==== STORED DATA
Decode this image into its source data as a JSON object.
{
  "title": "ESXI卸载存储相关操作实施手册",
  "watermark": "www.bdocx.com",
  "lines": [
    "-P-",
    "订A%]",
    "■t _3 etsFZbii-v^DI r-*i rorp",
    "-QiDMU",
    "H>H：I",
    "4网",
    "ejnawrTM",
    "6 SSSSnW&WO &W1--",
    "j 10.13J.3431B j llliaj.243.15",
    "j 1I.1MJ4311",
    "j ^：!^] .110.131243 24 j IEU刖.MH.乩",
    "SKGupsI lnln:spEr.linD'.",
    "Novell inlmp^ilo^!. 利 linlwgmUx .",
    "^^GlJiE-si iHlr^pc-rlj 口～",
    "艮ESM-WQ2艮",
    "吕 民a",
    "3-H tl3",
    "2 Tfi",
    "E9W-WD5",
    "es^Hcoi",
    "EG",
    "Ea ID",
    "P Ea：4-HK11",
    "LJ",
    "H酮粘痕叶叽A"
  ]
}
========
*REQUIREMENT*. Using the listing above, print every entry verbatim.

*RESPONSE*.
Decode this image into its source data as a JSON object.
{
  "title": "ESXI卸载存储相关操作实施手册",
  "watermark": "www.bdocx.com",
  "lines": [
    "-P-",
    "订A%]",
    "■t _3 etsFZbii-v^DI r-*i rorp",
    "-QiDMU",
    "H>H：I",
    "4网",
    "ejnawrTM",
    "6 SSSSnW&WO &W1--",
    "j 10.13J.3431B j llliaj.243.15",
    "j 1I.1MJ4311",
    "j ^：!^] .110.131243 24 j IEU刖.MH.乩",
    "SKGupsI lnln:spEr.linD'.",
    "Novell inlmp^ilo^!. 利 linlwgmUx .",
    "^^GlJiE-si iHlr^pc-rlj 口～",
    "艮ESM-WQ2艮",
    "吕 民a",
    "3-H tl3",
    "2 Tfi",
    "E9W-WD5",
    "es^Hcoi",
    "EG",
    "Ea ID",
    "P Ea：4-HK11",
    "LJ",
    "H酮粘痕叶叽A"
  ]
}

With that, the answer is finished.